1. POL 345 / SOC 305: Introduction to Quantitative Social Science

Fall 2016
Margaret Frye (Sociology), Kosuke Imai (Politics)
Princeton University

Introduction to Quantitative Social Science Syllabus [PDF] 

Would universal health insurance improve the health of the poor? Do patterns of arrests in US cities show evidence of racial profiling? What accounts for who votes and their choice of candidates? This course will teach students how to address these and other social science questions by analyzing quantitative data. The course introduces basic principles of statistical inference and programming skills for data analysis. The goal is to provide students with the foundation necessary to analyze data in their own research and to become critical consumers of statistical claims made in the news media, in policy reports, and in academic research.

2. POL 245: Visualizing Data

Summer 2015
James Lo, Will Lo (Instructors) Winston Chou, Elisha Cohen (Preceptors) Alex Tarr (QuantLab Coordinator) Kosuke Imai (Course Head)
Department of Politics, Princeton University

Visualizing Data Syllabus [PDF] 

In this course, we consider ways to illustrate compelling stories hidden in a blizzard of data. Equal parts art, programming, and statistical reasoning, data visualization is a critical tool for anyone doing analysis. In recent years, data analysis skills have become essential for those pursuing careers in policy advocacy and evaluation, business consulting and management, or academic research in the fields of education, health, medicine, and social science. This course introduces students to the powerful R programming language and the basics of creating data-analytic graphics in R. From there, we use real datasets to explore topics ranging from network data (like social interactions on Facebook or trade between counties) to geographical data (like county-level election returns in the US or the spatial distribution of insurgent attacks in Afghanistan). No prior background in statistics or programming is required or expected.

3. Statistical Programming Camp

Spring 2017
Munji Choi, Asya Magazinnik, (Instructors) Kosuke Imai (Faculty Advisor)
Department of Politics, Princeton University

Visualizing Data Syllabus [PDF] 
Visualizing Data Lecture Video

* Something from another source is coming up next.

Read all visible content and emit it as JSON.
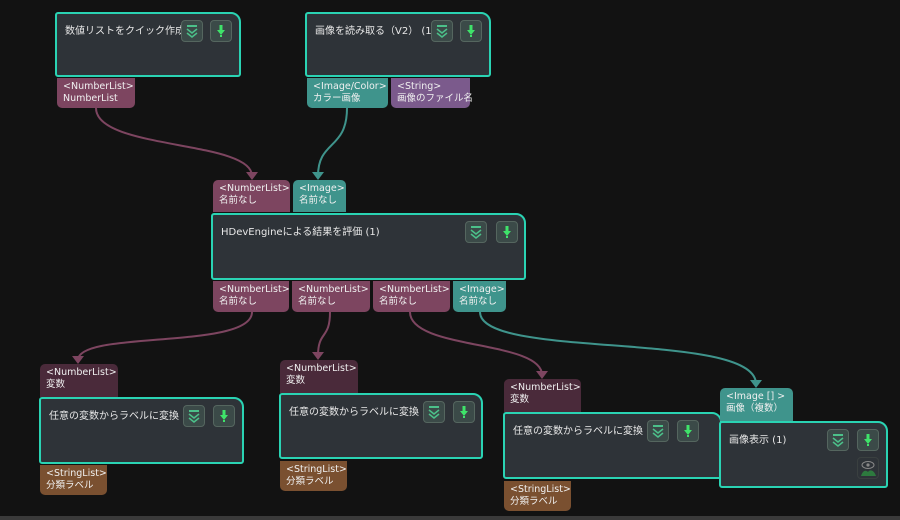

This camp will prepare students for POL 572 and other quantitative analysis courses offered in the Politics department and elsewhere. Although participation in this camp is completely voluntary, the materials covered in this camp are a pre-requisite for POL 572. Students will learn the basics of statistical programming using R, an open-source computing environment. Using data from published journal articles, students will learn how to manipulate data, create graphs and tables, and conduct basic statistical analysis. This camp assumes knowledge of probability and statistics as covered in POL 571.